The day of the final dawned and I made my way bleary-eyed to meet the team outside the stadium, already regretting the late night out in Richmond the night before. The Surrey team arrived at 8am having had a 40 minute journey from their rendezvous point, while Eastern Counties turned up half an hour later having stayed at a hotel in Shepperton. For Surrey this was not a new experience; in fact it was their fourth Twickenham final in a row so most of the players knew what to expect.
Once the accreditations had been sorted out we went into the changing rooms (unfortunately not those used by England and their opponents) then out into the stadium bowl. When it’s empty Twickenham looks very big and I doubt any of the Eastern Counties players will have played in such an arena before. But there was little time to take in their surroundings as the players had to get changed into their match shirts and shorts for a team photograph outside the entrance to The Spirit of Rugby, the players and members area at Twickenham.
These formalities done the players went off to warm up on the Cardinal Vaughan pitch a couple of hundred yards away while I shepherded the committee and guests to the Carling Room of the Six Nations Suite in the North Stand for tea, coffee and biscuits. However I couldn’t stay for long as it was back to the West stand to check that everyone was ready for the game.
As the players came into the tunnel ready for the 10am kick-off you could feel their sense of pride at being about to walk out onto the Twickenham pitch.

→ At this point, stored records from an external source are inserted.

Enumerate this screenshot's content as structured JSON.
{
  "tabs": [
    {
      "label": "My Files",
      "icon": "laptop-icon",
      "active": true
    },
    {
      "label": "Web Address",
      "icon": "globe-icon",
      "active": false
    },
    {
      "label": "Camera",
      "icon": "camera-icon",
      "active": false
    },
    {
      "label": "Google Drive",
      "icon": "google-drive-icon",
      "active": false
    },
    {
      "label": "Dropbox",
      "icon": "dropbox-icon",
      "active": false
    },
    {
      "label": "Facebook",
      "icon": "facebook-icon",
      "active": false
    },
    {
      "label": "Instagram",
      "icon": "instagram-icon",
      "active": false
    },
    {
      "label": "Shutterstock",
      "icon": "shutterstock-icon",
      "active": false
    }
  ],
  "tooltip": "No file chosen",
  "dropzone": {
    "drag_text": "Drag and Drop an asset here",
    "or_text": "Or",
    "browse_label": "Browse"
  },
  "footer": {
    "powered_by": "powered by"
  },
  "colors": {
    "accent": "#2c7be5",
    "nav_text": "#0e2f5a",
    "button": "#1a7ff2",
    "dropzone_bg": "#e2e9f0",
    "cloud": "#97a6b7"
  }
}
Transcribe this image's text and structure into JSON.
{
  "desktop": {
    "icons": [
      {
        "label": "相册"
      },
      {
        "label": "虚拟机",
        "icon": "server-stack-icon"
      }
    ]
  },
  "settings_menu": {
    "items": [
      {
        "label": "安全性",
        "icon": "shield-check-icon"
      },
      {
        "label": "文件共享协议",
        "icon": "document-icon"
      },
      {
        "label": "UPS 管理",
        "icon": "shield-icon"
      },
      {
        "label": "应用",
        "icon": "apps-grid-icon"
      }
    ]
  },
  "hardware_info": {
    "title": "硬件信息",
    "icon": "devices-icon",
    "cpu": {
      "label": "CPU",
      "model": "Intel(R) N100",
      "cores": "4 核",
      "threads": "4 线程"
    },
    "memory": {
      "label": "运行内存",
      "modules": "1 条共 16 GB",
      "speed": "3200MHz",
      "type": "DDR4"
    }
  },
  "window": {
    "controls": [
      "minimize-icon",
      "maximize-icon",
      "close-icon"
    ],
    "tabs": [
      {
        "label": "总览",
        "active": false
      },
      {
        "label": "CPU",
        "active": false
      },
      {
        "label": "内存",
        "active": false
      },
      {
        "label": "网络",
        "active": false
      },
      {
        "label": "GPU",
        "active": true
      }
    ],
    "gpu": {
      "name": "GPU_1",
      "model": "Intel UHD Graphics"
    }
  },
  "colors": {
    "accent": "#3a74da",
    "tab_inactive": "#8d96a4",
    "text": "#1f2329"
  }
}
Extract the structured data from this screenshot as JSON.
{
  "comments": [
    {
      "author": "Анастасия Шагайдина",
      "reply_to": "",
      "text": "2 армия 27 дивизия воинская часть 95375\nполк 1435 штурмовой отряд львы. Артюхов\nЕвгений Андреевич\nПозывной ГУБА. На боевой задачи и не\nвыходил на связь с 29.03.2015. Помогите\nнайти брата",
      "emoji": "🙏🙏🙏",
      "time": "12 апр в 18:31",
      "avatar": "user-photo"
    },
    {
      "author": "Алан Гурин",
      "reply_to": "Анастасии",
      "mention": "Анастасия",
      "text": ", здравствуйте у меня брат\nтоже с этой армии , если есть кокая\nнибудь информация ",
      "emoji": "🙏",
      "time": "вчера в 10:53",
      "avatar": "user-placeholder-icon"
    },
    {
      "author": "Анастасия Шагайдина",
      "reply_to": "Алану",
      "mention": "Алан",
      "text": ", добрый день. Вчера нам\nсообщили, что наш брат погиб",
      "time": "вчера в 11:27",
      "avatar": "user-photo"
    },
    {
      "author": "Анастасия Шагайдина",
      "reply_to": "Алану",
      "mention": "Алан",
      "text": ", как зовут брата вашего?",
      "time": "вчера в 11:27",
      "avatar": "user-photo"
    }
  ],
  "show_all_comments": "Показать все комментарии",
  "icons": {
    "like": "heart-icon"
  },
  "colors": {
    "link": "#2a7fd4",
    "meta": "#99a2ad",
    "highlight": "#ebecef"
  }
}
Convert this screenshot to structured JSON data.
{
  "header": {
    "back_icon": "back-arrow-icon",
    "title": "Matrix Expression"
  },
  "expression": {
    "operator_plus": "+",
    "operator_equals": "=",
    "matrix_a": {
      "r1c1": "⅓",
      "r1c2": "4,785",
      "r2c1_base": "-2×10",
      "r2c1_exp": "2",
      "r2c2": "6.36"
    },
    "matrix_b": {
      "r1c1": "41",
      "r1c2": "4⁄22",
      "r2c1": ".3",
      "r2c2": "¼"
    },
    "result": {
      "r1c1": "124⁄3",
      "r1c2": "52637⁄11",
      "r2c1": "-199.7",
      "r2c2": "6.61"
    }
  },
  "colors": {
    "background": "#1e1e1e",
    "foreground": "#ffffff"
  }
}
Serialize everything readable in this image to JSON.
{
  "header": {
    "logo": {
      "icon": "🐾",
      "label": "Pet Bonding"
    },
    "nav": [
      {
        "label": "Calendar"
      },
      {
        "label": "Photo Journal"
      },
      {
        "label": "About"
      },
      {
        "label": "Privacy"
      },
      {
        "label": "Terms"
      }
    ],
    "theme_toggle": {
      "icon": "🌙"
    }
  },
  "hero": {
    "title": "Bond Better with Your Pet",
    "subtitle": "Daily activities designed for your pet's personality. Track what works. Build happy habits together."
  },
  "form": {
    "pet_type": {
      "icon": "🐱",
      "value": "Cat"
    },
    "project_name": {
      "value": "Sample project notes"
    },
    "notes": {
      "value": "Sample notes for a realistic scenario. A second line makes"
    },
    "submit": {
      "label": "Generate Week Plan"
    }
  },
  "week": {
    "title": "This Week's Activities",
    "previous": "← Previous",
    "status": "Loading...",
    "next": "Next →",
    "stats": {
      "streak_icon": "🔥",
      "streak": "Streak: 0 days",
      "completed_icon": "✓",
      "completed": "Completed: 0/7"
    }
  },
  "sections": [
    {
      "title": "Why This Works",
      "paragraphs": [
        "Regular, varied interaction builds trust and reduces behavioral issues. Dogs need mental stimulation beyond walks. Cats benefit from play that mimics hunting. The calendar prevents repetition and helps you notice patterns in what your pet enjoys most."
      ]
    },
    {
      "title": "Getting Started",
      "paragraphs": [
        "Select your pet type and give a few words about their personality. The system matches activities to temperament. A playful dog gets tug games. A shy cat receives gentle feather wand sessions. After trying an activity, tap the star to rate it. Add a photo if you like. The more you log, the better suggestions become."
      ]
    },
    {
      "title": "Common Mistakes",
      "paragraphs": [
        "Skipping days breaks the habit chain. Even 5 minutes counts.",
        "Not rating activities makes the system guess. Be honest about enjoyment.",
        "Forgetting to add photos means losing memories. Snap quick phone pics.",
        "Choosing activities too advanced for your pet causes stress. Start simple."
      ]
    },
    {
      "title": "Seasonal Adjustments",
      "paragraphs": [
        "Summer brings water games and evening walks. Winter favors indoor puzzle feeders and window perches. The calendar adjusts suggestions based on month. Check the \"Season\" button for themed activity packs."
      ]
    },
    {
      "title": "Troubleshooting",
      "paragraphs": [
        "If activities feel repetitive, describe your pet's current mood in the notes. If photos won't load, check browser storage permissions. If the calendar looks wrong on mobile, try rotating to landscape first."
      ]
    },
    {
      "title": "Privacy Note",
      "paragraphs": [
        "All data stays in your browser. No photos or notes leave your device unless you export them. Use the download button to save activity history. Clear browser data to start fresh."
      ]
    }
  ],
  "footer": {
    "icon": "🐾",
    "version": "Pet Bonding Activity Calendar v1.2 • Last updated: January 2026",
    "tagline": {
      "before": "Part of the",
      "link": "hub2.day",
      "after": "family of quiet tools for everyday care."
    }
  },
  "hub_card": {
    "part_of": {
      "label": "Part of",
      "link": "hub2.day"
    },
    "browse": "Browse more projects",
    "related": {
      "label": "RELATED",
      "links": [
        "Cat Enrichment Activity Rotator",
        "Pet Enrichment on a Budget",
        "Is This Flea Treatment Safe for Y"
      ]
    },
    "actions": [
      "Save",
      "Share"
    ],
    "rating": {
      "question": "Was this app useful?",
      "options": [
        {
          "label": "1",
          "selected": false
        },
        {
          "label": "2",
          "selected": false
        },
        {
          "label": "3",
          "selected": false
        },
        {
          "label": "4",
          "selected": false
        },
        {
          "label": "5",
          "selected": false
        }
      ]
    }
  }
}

Both teams were remarkably quiet as they got ready for the game mentally and I watched them walk out for what for many will be a once in a lifetime opportunity to play at the home of England Rugby.
As an aside, both teams naturally had their sponsors on their shirts, but I not sure what it says about our game that Eastern Counties are sponsored by Greene King IPA and Surrey by Playboy!
I won’t go into detail about the game; you can click here to read Russ Clarke’s excellent match report and you can even relive the whole match on YouTube by clicking here. My summary is that there wasn’t a gulf between the sides but Surrey were a little bit sharper and Eastern Counties’ big ball carriers came up against a very solid defence.
After the game I was flitting between the hospitality in the North Stand and the changing room in the West Stand trying to make sure everyone was in the right place. I felt a little sorry for the female physio who at times didn’t quite know where to look in a changing room full of very burly and mainly naked rugby players! Finally everyone was in the function room eating and drinking with speeches given by both captains and the respective county Presidents. Photographs of the game were on sale and Eastern Counties were presented with a framed team photo which I’m sure will be hanging in the county office very soon.
Gradually people drifted back outside and took their seats for the England v Barbarians game which had a few more people watching than for the earlier games, about 30,000 more. I think it is fair to say that players, officials and supporters alike enjoyed the day and the occasion, the RFU doing very well in providing everyone with the Twickenham match day experience. Let’s hope that it won’t be too long before Eastern Counties get the chance to play there again.
Click here for photos of the day